I flipped the pages for something worth reading and discovered a little ray of sunshine. It was contained in a brief news item which told me that “Buster”, a pet Australian marsupial, had bounded over his fence and hopped off to find adventure in downtown Staten Island. The cops were called in of course, and they saved the day. So the incident ended happily, because nobody decided to take a pot shot at the bouncy import, despite the fact that a large percentage of the citizenry down there seem to be quite heavily armed.
Such reports concerning errant pets and the people who lose them are appearing more frequently in the media, so I figured that a little investigation on my part might produce sufficient light-hearted fodder for this column.
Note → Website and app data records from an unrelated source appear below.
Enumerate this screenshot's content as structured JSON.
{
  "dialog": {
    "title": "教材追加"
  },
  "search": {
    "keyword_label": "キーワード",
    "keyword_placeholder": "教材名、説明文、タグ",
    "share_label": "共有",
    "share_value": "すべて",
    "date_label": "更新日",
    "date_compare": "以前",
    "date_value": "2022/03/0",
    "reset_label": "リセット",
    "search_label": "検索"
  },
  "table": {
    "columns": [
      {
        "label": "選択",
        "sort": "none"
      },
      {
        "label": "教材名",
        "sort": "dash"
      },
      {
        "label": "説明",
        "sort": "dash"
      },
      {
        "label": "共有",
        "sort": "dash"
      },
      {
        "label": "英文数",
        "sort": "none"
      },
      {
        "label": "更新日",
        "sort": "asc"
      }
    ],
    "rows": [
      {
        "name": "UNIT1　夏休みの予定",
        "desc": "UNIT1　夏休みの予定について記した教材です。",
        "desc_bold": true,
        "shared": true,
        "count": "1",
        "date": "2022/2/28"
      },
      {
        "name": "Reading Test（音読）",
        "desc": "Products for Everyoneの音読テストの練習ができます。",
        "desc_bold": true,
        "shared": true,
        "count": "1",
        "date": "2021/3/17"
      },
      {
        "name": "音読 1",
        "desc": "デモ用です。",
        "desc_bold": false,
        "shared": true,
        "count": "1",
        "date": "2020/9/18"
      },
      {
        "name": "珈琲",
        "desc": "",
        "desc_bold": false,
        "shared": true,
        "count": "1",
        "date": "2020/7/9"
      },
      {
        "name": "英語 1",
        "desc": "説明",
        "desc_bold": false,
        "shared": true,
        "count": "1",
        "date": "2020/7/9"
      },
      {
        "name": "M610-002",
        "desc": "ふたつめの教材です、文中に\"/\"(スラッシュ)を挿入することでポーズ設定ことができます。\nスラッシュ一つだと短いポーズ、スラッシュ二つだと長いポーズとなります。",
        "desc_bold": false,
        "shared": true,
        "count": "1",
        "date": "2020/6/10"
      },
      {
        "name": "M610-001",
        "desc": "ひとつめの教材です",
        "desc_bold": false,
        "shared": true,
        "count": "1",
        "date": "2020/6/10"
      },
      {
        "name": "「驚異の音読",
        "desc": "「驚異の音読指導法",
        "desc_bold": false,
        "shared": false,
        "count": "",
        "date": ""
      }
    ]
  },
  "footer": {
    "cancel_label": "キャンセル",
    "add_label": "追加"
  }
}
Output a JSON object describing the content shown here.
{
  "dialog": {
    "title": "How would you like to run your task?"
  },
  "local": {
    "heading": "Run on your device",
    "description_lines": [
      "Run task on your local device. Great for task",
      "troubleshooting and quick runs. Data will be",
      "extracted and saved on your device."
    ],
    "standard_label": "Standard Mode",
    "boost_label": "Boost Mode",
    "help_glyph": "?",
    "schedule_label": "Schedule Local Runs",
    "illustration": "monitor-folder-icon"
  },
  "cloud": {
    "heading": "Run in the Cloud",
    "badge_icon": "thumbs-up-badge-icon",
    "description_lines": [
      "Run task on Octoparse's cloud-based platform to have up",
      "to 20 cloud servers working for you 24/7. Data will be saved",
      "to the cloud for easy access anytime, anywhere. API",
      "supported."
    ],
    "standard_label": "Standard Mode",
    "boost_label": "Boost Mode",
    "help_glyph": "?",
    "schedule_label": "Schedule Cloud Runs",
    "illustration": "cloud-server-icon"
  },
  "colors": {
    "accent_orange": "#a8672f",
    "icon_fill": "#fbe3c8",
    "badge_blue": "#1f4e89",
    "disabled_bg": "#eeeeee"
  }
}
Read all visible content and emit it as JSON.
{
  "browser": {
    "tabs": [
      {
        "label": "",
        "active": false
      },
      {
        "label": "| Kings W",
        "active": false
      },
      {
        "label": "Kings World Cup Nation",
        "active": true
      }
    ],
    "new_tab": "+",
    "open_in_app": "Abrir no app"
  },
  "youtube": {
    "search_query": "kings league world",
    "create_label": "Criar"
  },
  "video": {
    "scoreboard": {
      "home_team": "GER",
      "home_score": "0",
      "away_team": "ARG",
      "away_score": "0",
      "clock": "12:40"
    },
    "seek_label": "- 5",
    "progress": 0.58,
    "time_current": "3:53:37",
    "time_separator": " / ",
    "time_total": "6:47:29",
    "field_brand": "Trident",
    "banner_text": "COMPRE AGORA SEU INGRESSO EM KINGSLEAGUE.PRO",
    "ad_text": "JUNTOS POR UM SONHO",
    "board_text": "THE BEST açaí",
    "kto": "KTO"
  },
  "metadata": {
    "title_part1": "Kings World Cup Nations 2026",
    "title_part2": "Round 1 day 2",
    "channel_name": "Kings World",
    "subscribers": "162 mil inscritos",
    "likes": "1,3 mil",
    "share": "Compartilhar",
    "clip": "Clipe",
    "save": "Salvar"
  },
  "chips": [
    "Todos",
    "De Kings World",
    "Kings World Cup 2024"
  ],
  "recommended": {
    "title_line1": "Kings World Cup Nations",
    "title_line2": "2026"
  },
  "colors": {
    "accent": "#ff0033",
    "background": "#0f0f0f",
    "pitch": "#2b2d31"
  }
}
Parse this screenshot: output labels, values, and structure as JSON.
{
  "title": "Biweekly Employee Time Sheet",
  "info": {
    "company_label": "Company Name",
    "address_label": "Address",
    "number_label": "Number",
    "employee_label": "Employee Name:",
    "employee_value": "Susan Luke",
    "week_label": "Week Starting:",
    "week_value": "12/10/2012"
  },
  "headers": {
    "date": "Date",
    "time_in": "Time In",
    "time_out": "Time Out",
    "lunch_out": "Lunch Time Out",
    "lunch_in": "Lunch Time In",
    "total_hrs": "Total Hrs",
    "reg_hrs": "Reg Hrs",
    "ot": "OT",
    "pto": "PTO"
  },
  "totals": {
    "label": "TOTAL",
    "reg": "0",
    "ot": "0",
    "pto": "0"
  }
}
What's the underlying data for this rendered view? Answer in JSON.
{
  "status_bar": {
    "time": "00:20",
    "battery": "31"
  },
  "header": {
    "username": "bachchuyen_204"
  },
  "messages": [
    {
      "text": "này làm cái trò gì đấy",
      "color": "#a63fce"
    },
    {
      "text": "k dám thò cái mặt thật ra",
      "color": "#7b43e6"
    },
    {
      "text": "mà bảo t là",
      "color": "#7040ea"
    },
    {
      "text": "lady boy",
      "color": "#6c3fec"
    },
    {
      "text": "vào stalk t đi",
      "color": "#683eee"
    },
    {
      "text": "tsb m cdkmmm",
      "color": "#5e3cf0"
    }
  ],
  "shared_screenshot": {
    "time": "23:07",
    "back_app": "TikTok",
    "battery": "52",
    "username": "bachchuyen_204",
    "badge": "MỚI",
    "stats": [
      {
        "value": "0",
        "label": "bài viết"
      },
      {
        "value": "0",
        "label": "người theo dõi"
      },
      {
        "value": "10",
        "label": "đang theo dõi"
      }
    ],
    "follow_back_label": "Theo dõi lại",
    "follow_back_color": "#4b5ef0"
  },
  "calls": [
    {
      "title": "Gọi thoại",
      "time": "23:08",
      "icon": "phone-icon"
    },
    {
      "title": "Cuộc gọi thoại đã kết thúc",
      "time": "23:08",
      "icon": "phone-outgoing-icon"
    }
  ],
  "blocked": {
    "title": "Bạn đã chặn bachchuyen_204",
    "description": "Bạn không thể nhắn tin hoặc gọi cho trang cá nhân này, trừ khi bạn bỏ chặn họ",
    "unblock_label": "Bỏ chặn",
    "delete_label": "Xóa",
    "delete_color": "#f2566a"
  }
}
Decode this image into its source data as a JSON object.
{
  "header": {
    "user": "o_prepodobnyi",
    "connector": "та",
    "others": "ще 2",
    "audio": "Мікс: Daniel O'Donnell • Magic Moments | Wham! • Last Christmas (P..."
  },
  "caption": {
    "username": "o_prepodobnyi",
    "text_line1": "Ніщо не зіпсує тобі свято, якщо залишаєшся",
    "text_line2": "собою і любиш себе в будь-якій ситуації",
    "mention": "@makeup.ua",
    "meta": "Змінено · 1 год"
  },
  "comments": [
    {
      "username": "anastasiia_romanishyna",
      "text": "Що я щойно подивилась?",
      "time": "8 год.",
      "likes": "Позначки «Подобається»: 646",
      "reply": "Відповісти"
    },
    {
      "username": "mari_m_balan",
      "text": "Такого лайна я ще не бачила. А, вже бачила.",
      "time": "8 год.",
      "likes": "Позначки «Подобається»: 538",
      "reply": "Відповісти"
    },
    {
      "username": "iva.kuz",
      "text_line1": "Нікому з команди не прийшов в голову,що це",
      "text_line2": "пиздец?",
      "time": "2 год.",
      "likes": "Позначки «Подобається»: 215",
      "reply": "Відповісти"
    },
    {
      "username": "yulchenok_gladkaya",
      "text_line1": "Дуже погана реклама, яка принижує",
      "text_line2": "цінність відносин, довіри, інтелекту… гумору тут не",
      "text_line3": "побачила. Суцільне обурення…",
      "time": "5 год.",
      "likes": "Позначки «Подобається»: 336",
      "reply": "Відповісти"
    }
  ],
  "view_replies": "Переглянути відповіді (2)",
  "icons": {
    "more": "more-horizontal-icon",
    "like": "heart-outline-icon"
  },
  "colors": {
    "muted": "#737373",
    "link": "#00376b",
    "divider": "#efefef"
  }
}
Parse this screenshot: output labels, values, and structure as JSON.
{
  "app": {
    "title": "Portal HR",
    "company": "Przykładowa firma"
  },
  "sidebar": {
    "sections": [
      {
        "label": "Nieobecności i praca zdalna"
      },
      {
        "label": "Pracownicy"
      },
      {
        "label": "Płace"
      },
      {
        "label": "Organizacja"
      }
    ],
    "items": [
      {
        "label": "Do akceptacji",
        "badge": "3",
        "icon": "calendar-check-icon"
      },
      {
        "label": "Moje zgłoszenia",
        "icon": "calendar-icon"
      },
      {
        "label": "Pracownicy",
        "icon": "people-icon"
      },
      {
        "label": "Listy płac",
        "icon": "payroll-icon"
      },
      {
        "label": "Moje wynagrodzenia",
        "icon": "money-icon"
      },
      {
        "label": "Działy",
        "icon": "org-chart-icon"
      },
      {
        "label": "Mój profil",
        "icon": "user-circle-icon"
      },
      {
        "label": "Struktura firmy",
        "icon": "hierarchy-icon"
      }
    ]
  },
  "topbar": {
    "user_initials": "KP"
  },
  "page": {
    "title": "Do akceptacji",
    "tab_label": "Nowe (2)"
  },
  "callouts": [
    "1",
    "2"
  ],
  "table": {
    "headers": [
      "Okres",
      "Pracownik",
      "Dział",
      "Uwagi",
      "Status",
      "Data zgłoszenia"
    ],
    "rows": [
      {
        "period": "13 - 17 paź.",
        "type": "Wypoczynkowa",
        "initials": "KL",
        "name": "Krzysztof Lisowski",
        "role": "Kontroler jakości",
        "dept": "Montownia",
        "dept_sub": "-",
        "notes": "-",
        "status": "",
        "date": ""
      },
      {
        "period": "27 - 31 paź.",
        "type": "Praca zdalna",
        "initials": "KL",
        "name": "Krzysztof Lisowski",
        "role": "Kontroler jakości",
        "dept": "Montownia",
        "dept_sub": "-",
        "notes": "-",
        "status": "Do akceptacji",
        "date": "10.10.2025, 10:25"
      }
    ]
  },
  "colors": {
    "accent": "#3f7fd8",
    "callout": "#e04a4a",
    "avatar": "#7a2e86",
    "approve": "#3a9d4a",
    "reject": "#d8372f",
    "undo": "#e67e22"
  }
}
My editor Andrea agreed, and even approved the original headline I had in mind. But on reflection I realized that “Sex and the single rabbit”, though catchy, might seem a rather cheap way to get your attention, so I discarded it. Instead I’ve introduced a touch of alliteration, which usually produces groans from all and sundry, especially from my wife, who vets this stuff before I send it in.
Because pet rabbits had been a big part of my preschool days, alongside “George”, my ancient tortoise, I figured they all might merit a mention. Old George was with us for years and years, but sadly we couldn’t find him when I came home from the army. He’s probably still alive somewhere, munching his lettuce and enjoying a slow, stress-free and pensive existence. You never see a tortoise in a hurry; perhaps that’s why they seem to live forever.
But let’s get back to reality and rabbits. As one of the youngest in the rural household, (to which I was evacuated from the bombing on Tyneside), I was given the job of feeding the hens and looking after half a dozen hutches. Those gentle little animals were so tame and friendly, but I was warned not to get too fond of them, because they weren’t really kept as pets. Rabbit pie was a welcome change from mostly meatless meals, though the folks always made sure that I wasn’t home when the terminating deed was done.
Around that time the government encouraged us Brits to scoff newly-introduced whale blubber as a nourishing alternative to bully beef. But the stuff really didn’t catch on, though we were assured it was considered a delicacy by Arctic families. Our dogs of course loved it, and they invariably ended up with my share.
The various households where I’ve lived over the years have always had their mix of cherished pets — puppies that surprised us by growing into something we didn’t expect, in size or in shape, nonchalant cats that tolerated us with mostly lofty indifference and of course a motley collection of hamsters, guinea pigs, tropical fish and some lovely songsters in ornate cages. I’m still fond of German roller canaries. Their song brightened many mornings.
But being ordinary people, we didn’t indulge in extraordinary pets. Admittedly I took whatever current pooch we owned with me to the office every day, whether it was one of our Schnauzers or the Doberman. The dogs enjoyed it. So did my staff and as dog sitters weren’t in vogue way back then, we couldn’t leave them at home. Occasionally I’d encounter a local wag with a parrot on his shoulder who lived nearby, and I remember recoiling a little when a visitor to the office proffered his pet skunk, de-scented of course, for me to stroke. But we were never confronted by anything spectacular, nothing like that energetic New York kangaroo whose adventure prompted me to start looking for info on strange pets. What I found is worth retelling.
Which celebrity owned a leopard? Which monarch loved horses?
To be continued…
Bill Greenwell prospered in the ad agency arena for 40 years in the U.K. and Canada. He retains a passion for medieval history, marine paintings and piscatorial pursuits. His wife Patricia indulges him in these interests, but being a seasoned writer from a similar background, she has always deplored his weakness for alliteration. This has sadly had no effect on his writing style, whatsoever.